Registration and import licenses under the Act

Registration and import license are subject to the control of the Central Government. Registration and import licensure requirements under the Act are limited to Medical Devices that are included in the above noted classification as drugs. To the extent that a device is not identified and notified, it could be inferred that such Medical Device would not come under the definition of drug as under the act and as such regulatory requirement might not apply. It may however be noted that, if a device is, at a later date identified as a Medical Device, falling under the definition of the term “drug”, vide a Government notification to that effect, in such a scenario, the applicability (retrospective or prospective) of such notification would be based on the text of such notification and as such regulatory approval could very possibly be required at that time. There is usually a grace period given in case applicability of a notification is retrospective in nature.

Marketing and distribution licenses

Marketing and distribution licenses are subject either to the control of the State or Central Government, depending on specific circumstances.

Part VII of the Rules deals with licensure requirements for the “Manufacture for sale or for distribution of drugs other than homeopathic medicines.” Relevant licenses are applied for under Form 20 (Rule 61(1)) and Form 24(Rule 69(1) (c).

However, if a device does not fall within the category of devices that have been classified as a drug, it could very well be inferred that these requirements will not apply. However it may be kept in mind that if a device is, at a later date identified as a Medical Device hence falling under the definition of the term “drug”, vide a Government notification to that effect, in such a scenario, the prospect or retrospect applicability of such notification would be based on the text of such notification and as such regulatory approval could very possibly be required.

Conclusion

If a device is not included within the definition of a drug, the provisions of the Act and Rules would not apply as far as regulatory requirements under the Act and Rules are concerned.

If the proposed revisions to Schedule M-III result in enlarging the scope of the definition of Drug under the Act to include additional devices. The amendment proposes the following revision:

“For the purposes of this Schedule any instrument, apparatus, implement, machine, appliance, implant, in vitro reagent or calibrator, software, material or other similar or related article shall be deemed to be a Device under the meaning of Section 3 (b) (iv), which is:

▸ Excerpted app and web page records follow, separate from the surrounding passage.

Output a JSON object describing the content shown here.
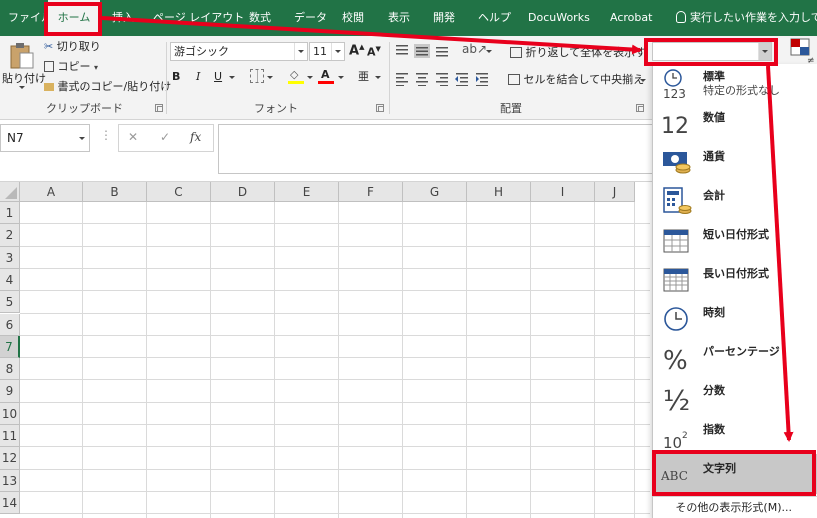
{
  "ribbon_tabs": [
    "ファイル",
    "ホーム",
    "挿入",
    "ページ レイアウト",
    "数式",
    "データ",
    "校閲",
    "表示",
    "開発",
    "ヘルプ",
    "DocuWorks",
    "Acrobat"
  ],
  "tell_me": "実行したい作業を入力してくだ",
  "clipboard": {
    "paste": "貼り付け",
    "cut": "切り取り",
    "copy": "コピー",
    "format_painter": "書式のコピー/貼り付け",
    "group_label": "クリップボード"
  },
  "font": {
    "name": "游ゴシック",
    "size": "11",
    "grow": "A",
    "shrink": "A",
    "bold": "B",
    "italic": "I",
    "underline": "U",
    "font_color_letter": "A",
    "group_label": "フォント"
  },
  "alignment": {
    "wrap_text": "折り返して全体を表示す",
    "merge_center": "セルを結合して中央揃え",
    "group_label": "配置"
  },
  "number": {
    "format_value": ""
  },
  "formula_bar": {
    "name_box": "N7",
    "cancel": "✕",
    "enter": "✓",
    "fx": "fx"
  },
  "grid": {
    "columns": [
      "A",
      "B",
      "C",
      "D",
      "E",
      "F",
      "G",
      "H",
      "I",
      "J"
    ],
    "rows": [
      "1",
      "2",
      "3",
      "4",
      "5",
      "6",
      "7",
      "8",
      "9",
      "10",
      "11",
      "12",
      "13",
      "14"
    ],
    "selected_row": "7"
  },
  "number_formats": [
    {
      "label": "標準",
      "sub": "特定の形式なし",
      "icon": "clock-123-icon"
    },
    {
      "label": "数値",
      "sub": "",
      "icon": "number-12-icon"
    },
    {
      "label": "通貨",
      "sub": "",
      "icon": "currency-icon"
    },
    {
      "label": "会計",
      "sub": "",
      "icon": "accounting-icon"
    },
    {
      "label": "短い日付形式",
      "sub": "",
      "icon": "calendar-short-icon"
    },
    {
      "label": "長い日付形式",
      "sub": "",
      "icon": "calendar-long-icon"
    },
    {
      "label": "時刻",
      "sub": "",
      "icon": "clock-icon"
    },
    {
      "label": "パーセンテージ",
      "sub": "",
      "icon": "percent-icon"
    },
    {
      "label": "分数",
      "sub": "",
      "icon": "fraction-icon"
    },
    {
      "label": "指数",
      "sub": "",
      "icon": "scientific-icon"
    },
    {
      "label": "文字列",
      "sub": "",
      "icon": "text-abc-icon",
      "selected": true
    }
  ],
  "icon_text": {
    "n123": "123",
    "n12": "12",
    "percent": "%",
    "half": "½",
    "ten": "10",
    "sup2": "2",
    "abc": "ABC"
  },
  "more_formats": "その他の表示形式(M)...",
  "colors": {
    "ribbon_green": "#217346",
    "annotation_red": "#e8001c",
    "selected_item": "#c8c8c8"
  }
}
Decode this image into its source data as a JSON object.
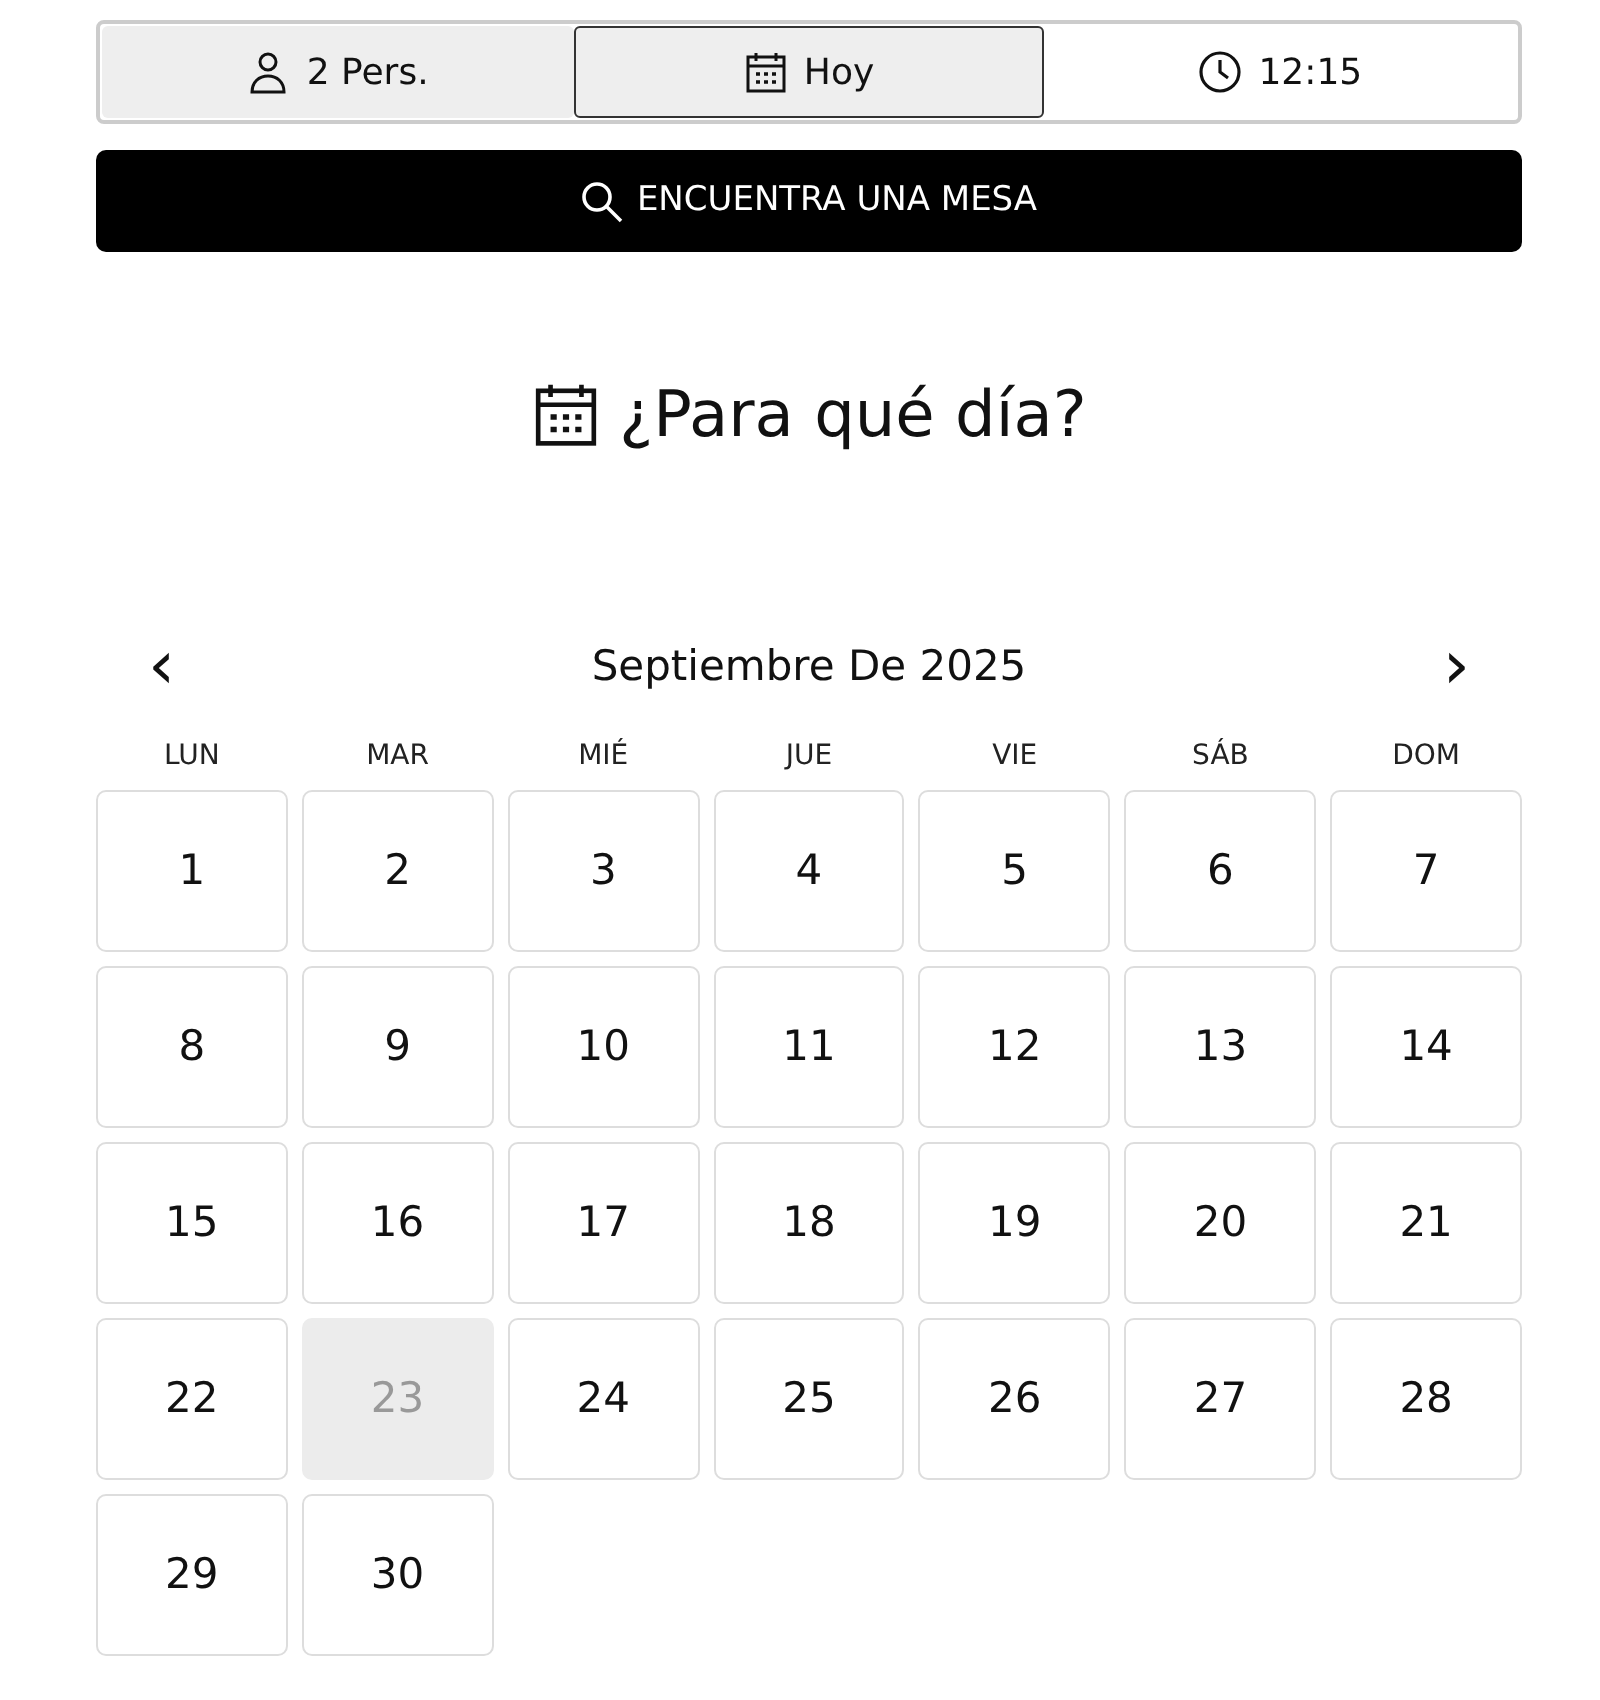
{
  "tabs": [
    {
      "kind": "people",
      "label": "2 Pers.",
      "selected": false,
      "completed": true
    },
    {
      "kind": "date",
      "label": "Hoy",
      "selected": true,
      "completed": true
    },
    {
      "kind": "time",
      "label": "12:15",
      "selected": false,
      "completed": false
    }
  ],
  "search_button": "ENCUENTRA UNA MESA",
  "heading": "¿Para qué día?",
  "calendar": {
    "month": "Septiembre De 2025",
    "prev": "‹",
    "next": "›",
    "weekdays": [
      "LUN",
      "MAR",
      "MIÉ",
      "JUE",
      "VIE",
      "SÁB",
      "DOM"
    ],
    "days": [
      {
        "label": "1",
        "disabled": false
      },
      {
        "label": "2",
        "disabled": false
      },
      {
        "label": "3",
        "disabled": false
      },
      {
        "label": "4",
        "disabled": false
      },
      {
        "label": "5",
        "disabled": false
      },
      {
        "label": "6",
        "disabled": false
      },
      {
        "label": "7",
        "disabled": false
      },
      {
        "label": "8",
        "disabled": false
      },
      {
        "label": "9",
        "disabled": false
      },
      {
        "label": "10",
        "disabled": false
      },
      {
        "label": "11",
        "disabled": false
      },
      {
        "label": "12",
        "disabled": false
      },
      {
        "label": "13",
        "disabled": false
      },
      {
        "label": "14",
        "disabled": false
      },
      {
        "label": "15",
        "disabled": false
      },
      {
        "label": "16",
        "disabled": false
      },
      {
        "label": "17",
        "disabled": false
      },
      {
        "label": "18",
        "disabled": false
      },
      {
        "label": "19",
        "disabled": false
      },
      {
        "label": "20",
        "disabled": false
      },
      {
        "label": "21",
        "disabled": false
      },
      {
        "label": "22",
        "disabled": false
      },
      {
        "label": "23",
        "disabled": true
      },
      {
        "label": "24",
        "disabled": false
      },
      {
        "label": "25",
        "disabled": false
      },
      {
        "label": "26",
        "disabled": false
      },
      {
        "label": "27",
        "disabled": false
      },
      {
        "label": "28",
        "disabled": false
      },
      {
        "label": "29",
        "disabled": false
      },
      {
        "label": "30",
        "disabled": false
      }
    ]
  }
}
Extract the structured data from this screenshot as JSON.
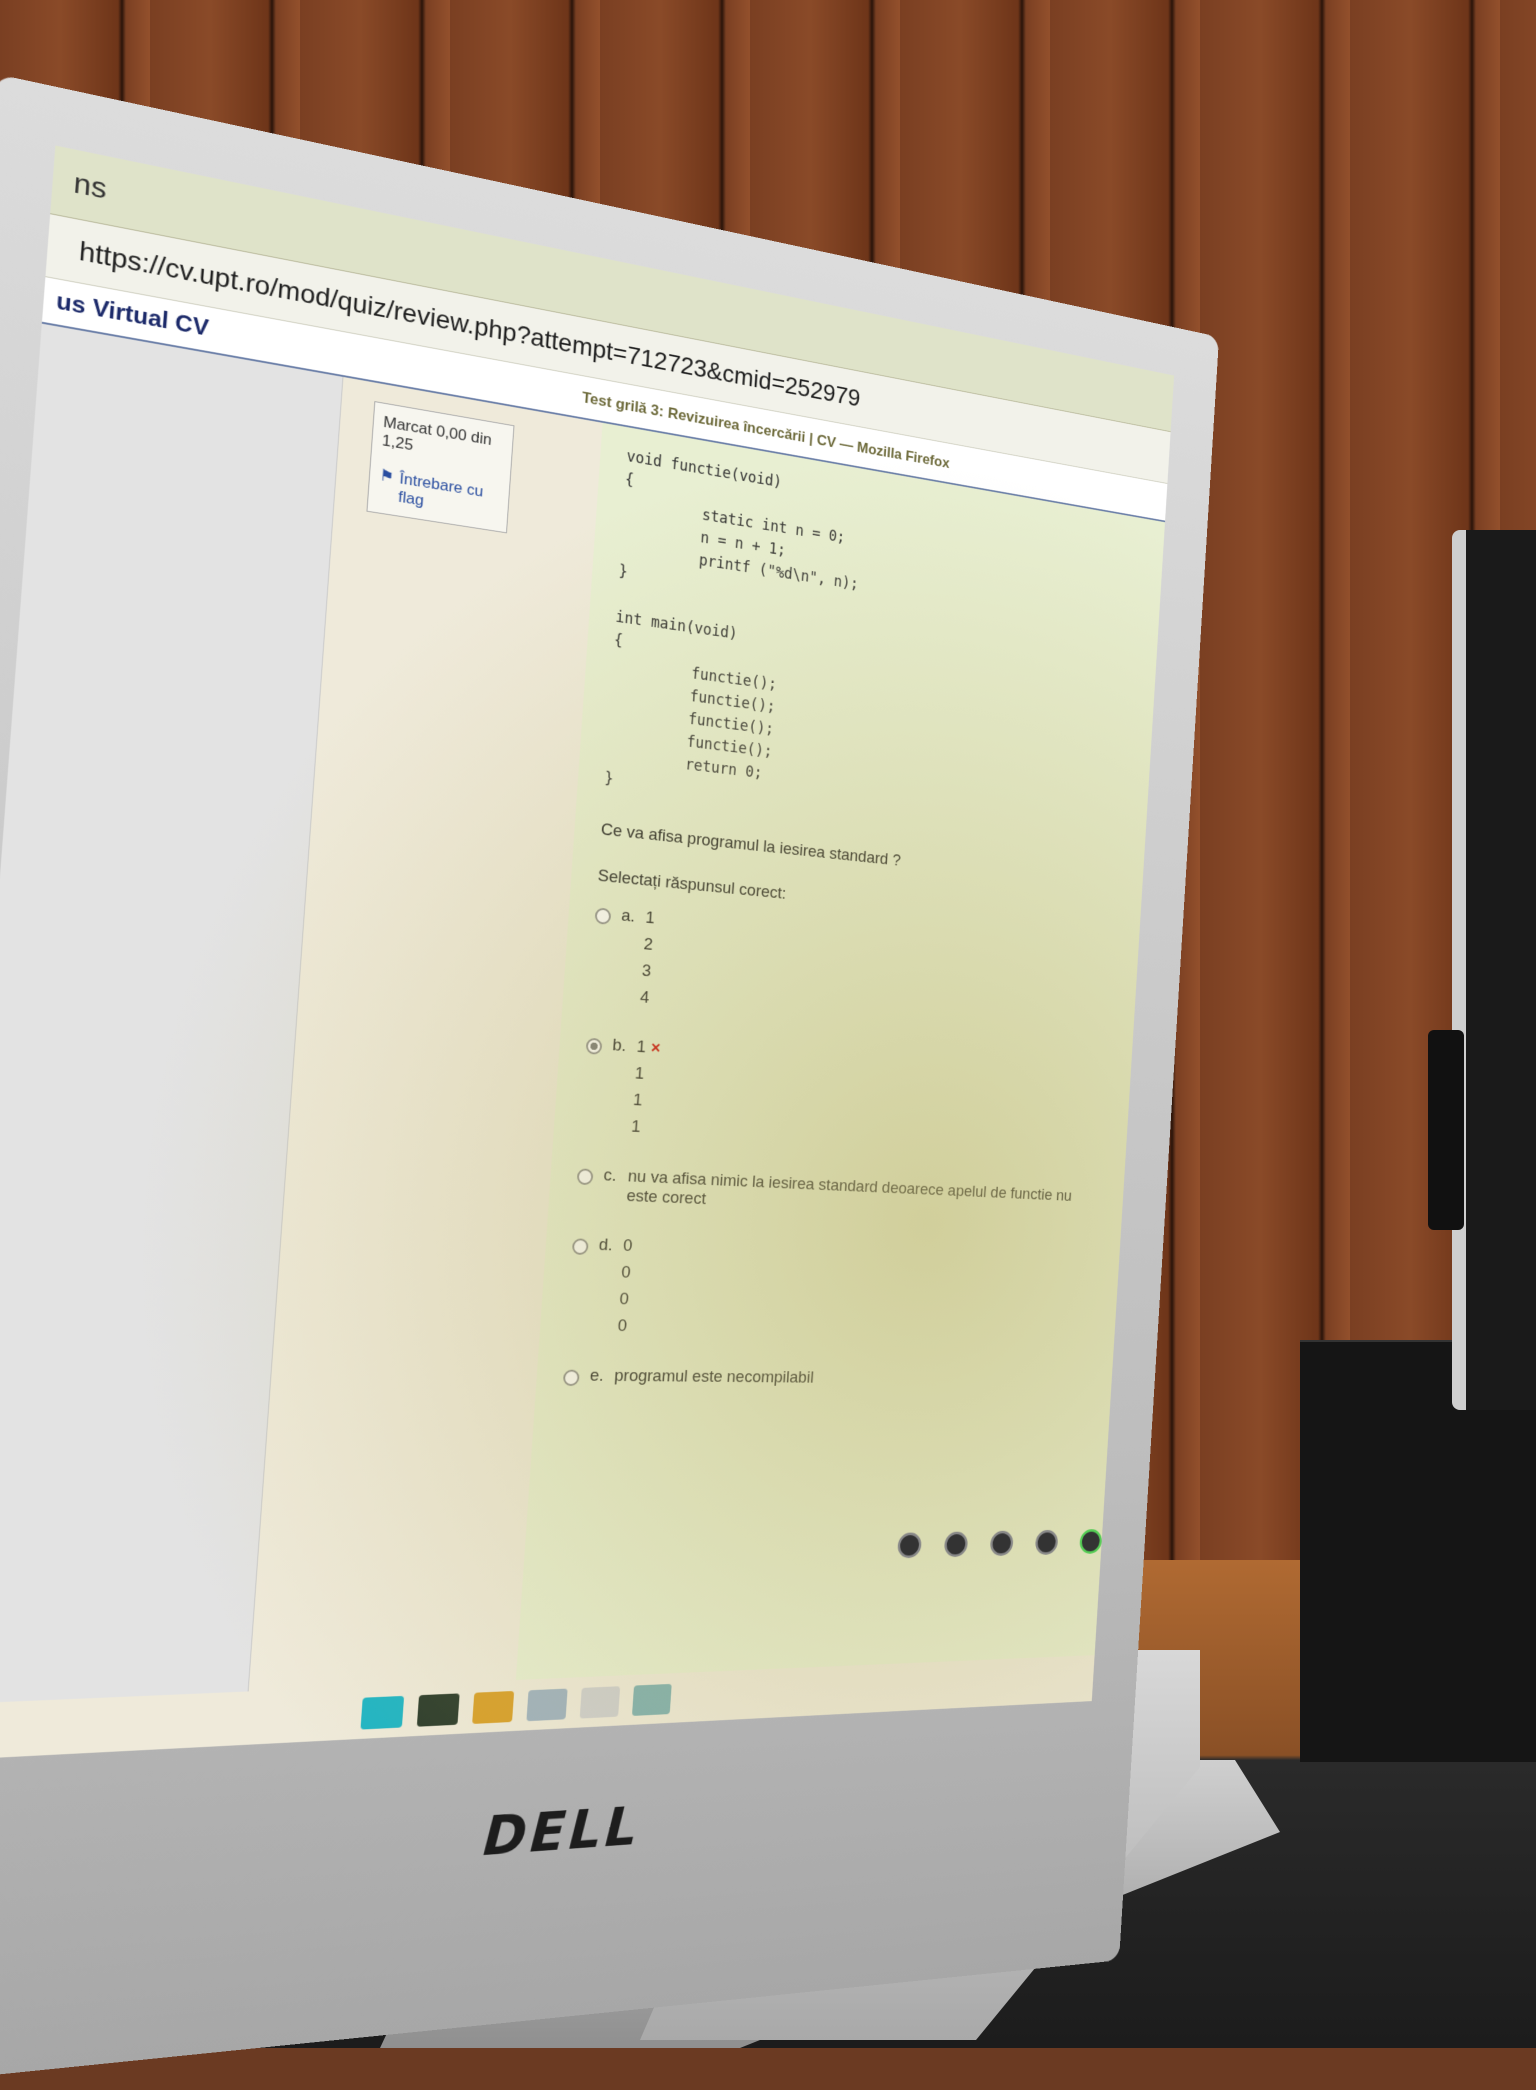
{
  "browser": {
    "tab_title": "ns",
    "window_title": "Test grilă 3: Revizuirea încercării | CV — Mozilla Firefox",
    "url": "https://cv.upt.ro/mod/quiz/review.php?attempt=712723&cmid=252979"
  },
  "site": {
    "logo_text": "us Virtual CV"
  },
  "question_info": {
    "mark_text": "Marcat 0,00 din 1,25",
    "flag_label": "Întrebare cu flag"
  },
  "question": {
    "code_lines": [
      "void functie(void)",
      "{",
      "         static int n = 0;",
      "         n = n + 1;",
      "         printf (\"%d\\n\", n);",
      "}",
      "",
      "int main(void)",
      "{",
      "         functie();",
      "         functie();",
      "         functie();",
      "         functie();",
      "         return 0;",
      "}"
    ],
    "prompt": "Ce va afisa programul la iesirea standard ?",
    "instruction": "Selectați răspunsul corect:",
    "options": [
      {
        "letter": "a.",
        "lines": [
          "1",
          "2",
          "3",
          "4"
        ],
        "selected": false,
        "wrong": false
      },
      {
        "letter": "b.",
        "lines": [
          "1",
          "1",
          "1",
          "1"
        ],
        "selected": true,
        "wrong": true
      },
      {
        "letter": "c.",
        "lines": [
          "nu va afisa nimic la iesirea standard deoarece apelul de functie nu este corect"
        ],
        "selected": false,
        "wrong": false
      },
      {
        "letter": "d.",
        "lines": [
          "0",
          "0",
          "0",
          "0"
        ],
        "selected": false,
        "wrong": false
      },
      {
        "letter": "e.",
        "lines": [
          "programul este necompilabil"
        ],
        "selected": false,
        "wrong": false
      }
    ],
    "wrong_mark": "×"
  },
  "monitor": {
    "brand": "DELL"
  },
  "colors": {
    "accent": "#2a4ea0",
    "wrong": "#cc0000",
    "screen_bg": "#e8efd2"
  }
}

  1. intended by the manufacturer to be used alone or in combination for human beings for one or more specific purpose(s) of; 
    1. diagnosis, prevention, monitoring, treatment or alleviation of disease,
    2. diagnosis, monitoring, treatment, alleviation of or compensation for an injury,
    3. investigation, replacement, modification or support of the anatomy or of a physiological process,
    4. supporting or sustaining life,
    5. control of conception,
    6. disinfection of medical devices,
    7. providing information for medical or diagnostic purposes by means of in vitro examination of specimens derived from the human body;

and

  1. which does not achieve its primary intended action in or on the human body by pharmacological, immunological or metabolic means, but which may be assisted in its intended function by such means.”

​However the above amendments will only be applicable if and when they are notified in the Official Gazette of India or otherwise form a part of a suitably  titled Law.

The enlargement of the scope of medical devices falling within the category of drugs can at most be  taken as indicative of where the government and the industry might be headed when it comes to  regulations affecting Medical Devices in India.

Import of a device that is not identified and included under the definition of Drug under the Act  and Rules would be subject to Indian Customs Laws and procedures. That said, it may also be kept in  mind that a customs official, at the port of entry in India, could possibly exercise his powers of seizure and seize the imported item for want of more information as regards the regulatory  status of the device at the time of import.

Ashwin Sapra